== Segment start ==

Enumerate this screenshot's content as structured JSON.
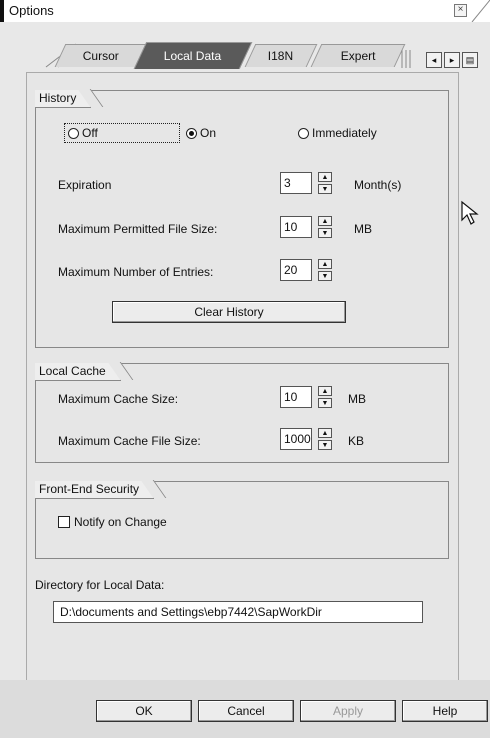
{
  "window": {
    "title": "Options"
  },
  "tabs": [
    {
      "label": "Cursor"
    },
    {
      "label": "Local Data"
    },
    {
      "label": "I18N"
    },
    {
      "label": "Expert"
    }
  ],
  "tab_nav": {
    "prev_icon": "◂",
    "next_icon": "▸",
    "menu_icon": "▤"
  },
  "history": {
    "title": "History",
    "radio_off": "Off",
    "radio_on": "On",
    "radio_immediately": "Immediately",
    "selected": "On",
    "expiration_label": "Expiration",
    "expiration_value": "3",
    "expiration_unit": "Month(s)",
    "max_file_size_label": "Maximum Permitted File Size:",
    "max_file_size_value": "10",
    "max_file_size_unit": "MB",
    "max_entries_label": "Maximum Number of Entries:",
    "max_entries_value": "20",
    "clear_button": "Clear History"
  },
  "local_cache": {
    "title": "Local Cache",
    "max_cache_size_label": "Maximum Cache Size:",
    "max_cache_size_value": "10",
    "max_cache_size_unit": "MB",
    "max_cache_file_size_label": "Maximum Cache File Size:",
    "max_cache_file_size_value": "1000",
    "max_cache_file_size_unit": "KB"
  },
  "frontend_security": {
    "title": "Front-End Security",
    "notify_label": "Notify on Change",
    "notify_checked": false
  },
  "directory": {
    "label": "Directory for Local Data:",
    "value": "D:\\documents and Settings\\ebp7442\\SapWorkDir"
  },
  "footer": {
    "ok": "OK",
    "cancel": "Cancel",
    "apply": "Apply",
    "help": "Help"
  },
  "spin_icons": {
    "up": "▲",
    "down": "▼"
  }
}
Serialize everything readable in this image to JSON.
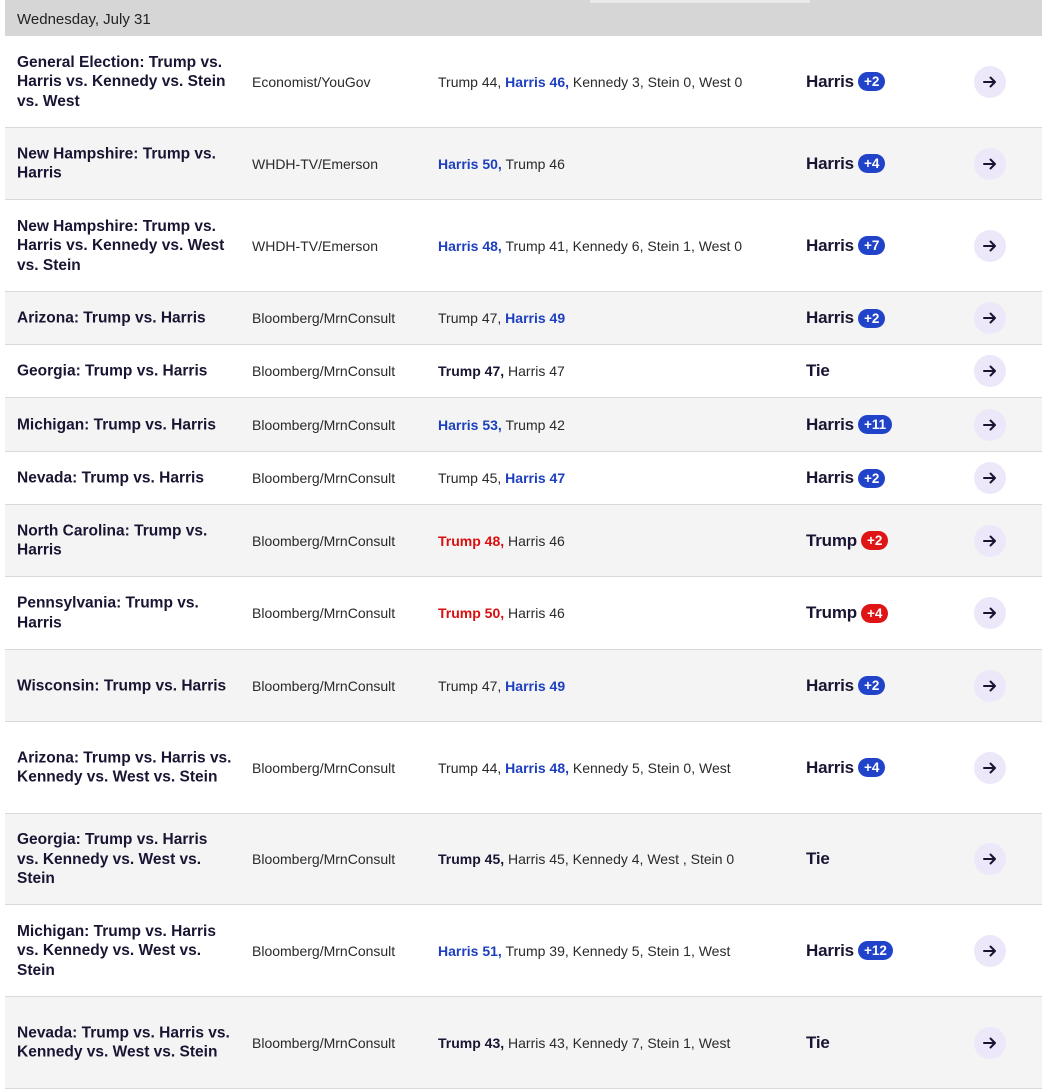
{
  "date_header": "Wednesday, July 31",
  "colors": {
    "democrat": "#1d3fbf",
    "republican": "#d90f0f",
    "arrow_bg": "#ece8fa"
  },
  "icons": {
    "row_link": "arrow-right-icon"
  },
  "polls": [
    {
      "race": "General Election: Trump vs. Harris vs. Kennedy vs. Stein vs. West",
      "pollster": "Economist/YouGov",
      "results": [
        {
          "text": "Trump 44, ",
          "bold": false,
          "party": ""
        },
        {
          "text": "Harris 46,",
          "bold": true,
          "party": "D"
        },
        {
          "text": " Kennedy 3, Stein 0, West 0",
          "bold": false,
          "party": ""
        }
      ],
      "spread_label": "Harris",
      "spread_value": "+2",
      "spread_party": "D"
    },
    {
      "race": "New Hampshire: Trump vs. Harris",
      "pollster": "WHDH-TV/Emerson",
      "results": [
        {
          "text": "Harris 50,",
          "bold": true,
          "party": "D"
        },
        {
          "text": " Trump 46",
          "bold": false,
          "party": ""
        }
      ],
      "spread_label": "Harris",
      "spread_value": "+4",
      "spread_party": "D"
    },
    {
      "race": "New Hampshire: Trump vs. Harris vs. Kennedy vs. West vs. Stein",
      "pollster": "WHDH-TV/Emerson",
      "results": [
        {
          "text": "Harris 48,",
          "bold": true,
          "party": "D"
        },
        {
          "text": " Trump 41, Kennedy 6, Stein 1, West 0",
          "bold": false,
          "party": ""
        }
      ],
      "spread_label": "Harris",
      "spread_value": "+7",
      "spread_party": "D"
    },
    {
      "race": "Arizona: Trump vs. Harris",
      "pollster": "Bloomberg/MrnConsult",
      "results": [
        {
          "text": "Trump 47, ",
          "bold": false,
          "party": ""
        },
        {
          "text": "Harris 49",
          "bold": true,
          "party": "D"
        }
      ],
      "spread_label": "Harris",
      "spread_value": "+2",
      "spread_party": "D"
    },
    {
      "race": "Georgia: Trump vs. Harris",
      "pollster": "Bloomberg/MrnConsult",
      "results": [
        {
          "text": "Trump 47,",
          "bold": true,
          "party": "N"
        },
        {
          "text": " Harris 47",
          "bold": false,
          "party": ""
        }
      ],
      "spread_label": "Tie",
      "spread_value": "",
      "spread_party": ""
    },
    {
      "race": "Michigan: Trump vs. Harris",
      "pollster": "Bloomberg/MrnConsult",
      "results": [
        {
          "text": "Harris 53,",
          "bold": true,
          "party": "D"
        },
        {
          "text": " Trump 42",
          "bold": false,
          "party": ""
        }
      ],
      "spread_label": "Harris",
      "spread_value": "+11",
      "spread_party": "D"
    },
    {
      "race": "Nevada: Trump vs. Harris",
      "pollster": "Bloomberg/MrnConsult",
      "results": [
        {
          "text": "Trump 45, ",
          "bold": false,
          "party": ""
        },
        {
          "text": "Harris 47",
          "bold": true,
          "party": "D"
        }
      ],
      "spread_label": "Harris",
      "spread_value": "+2",
      "spread_party": "D"
    },
    {
      "race": "North Carolina: Trump vs. Harris",
      "pollster": "Bloomberg/MrnConsult",
      "results": [
        {
          "text": "Trump 48,",
          "bold": true,
          "party": "R"
        },
        {
          "text": " Harris 46",
          "bold": false,
          "party": ""
        }
      ],
      "spread_label": "Trump",
      "spread_value": "+2",
      "spread_party": "R"
    },
    {
      "race": "Pennsylvania: Trump vs. Harris",
      "pollster": "Bloomberg/MrnConsult",
      "results": [
        {
          "text": "Trump 50,",
          "bold": true,
          "party": "R"
        },
        {
          "text": " Harris 46",
          "bold": false,
          "party": ""
        }
      ],
      "spread_label": "Trump",
      "spread_value": "+4",
      "spread_party": "R"
    },
    {
      "race": "Wisconsin: Trump vs. Harris",
      "pollster": "Bloomberg/MrnConsult",
      "results": [
        {
          "text": "Trump 47, ",
          "bold": false,
          "party": ""
        },
        {
          "text": "Harris 49",
          "bold": true,
          "party": "D"
        }
      ],
      "spread_label": "Harris",
      "spread_value": "+2",
      "spread_party": "D"
    },
    {
      "race": "Arizona: Trump vs. Harris vs. Kennedy vs. West vs. Stein",
      "pollster": "Bloomberg/MrnConsult",
      "results": [
        {
          "text": "Trump 44, ",
          "bold": false,
          "party": ""
        },
        {
          "text": "Harris 48,",
          "bold": true,
          "party": "D"
        },
        {
          "text": " Kennedy 5, Stein 0, West",
          "bold": false,
          "party": ""
        }
      ],
      "spread_label": "Harris",
      "spread_value": "+4",
      "spread_party": "D"
    },
    {
      "race": "Georgia: Trump vs. Harris vs. Kennedy vs. West vs. Stein",
      "pollster": "Bloomberg/MrnConsult",
      "results": [
        {
          "text": "Trump 45,",
          "bold": true,
          "party": "N"
        },
        {
          "text": " Harris 45, Kennedy 4, West , Stein 0",
          "bold": false,
          "party": ""
        }
      ],
      "spread_label": "Tie",
      "spread_value": "",
      "spread_party": ""
    },
    {
      "race": "Michigan: Trump vs. Harris vs. Kennedy vs. West vs. Stein",
      "pollster": "Bloomberg/MrnConsult",
      "results": [
        {
          "text": "Harris 51,",
          "bold": true,
          "party": "D"
        },
        {
          "text": " Trump 39, Kennedy 5, Stein 1, West",
          "bold": false,
          "party": ""
        }
      ],
      "spread_label": "Harris",
      "spread_value": "+12",
      "spread_party": "D"
    },
    {
      "race": "Nevada: Trump vs. Harris vs. Kennedy vs. West vs. Stein",
      "pollster": "Bloomberg/MrnConsult",
      "results": [
        {
          "text": "Trump 43,",
          "bold": true,
          "party": "N"
        },
        {
          "text": " Harris 43, Kennedy 7, Stein 1, West",
          "bold": false,
          "party": ""
        }
      ],
      "spread_label": "Tie",
      "spread_value": "",
      "spread_party": ""
    }
  ]
}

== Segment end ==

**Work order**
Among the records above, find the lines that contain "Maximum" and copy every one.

**Result of the task**
    "max_file_size_label": "Maximum Permitted File Size:",
    "max_entries_label": "Maximum Number of Entries:",
    "max_cache_size_label": "Maximum Cache Size:",
    "max_cache_file_size_label": "Maximum Cache File Size:",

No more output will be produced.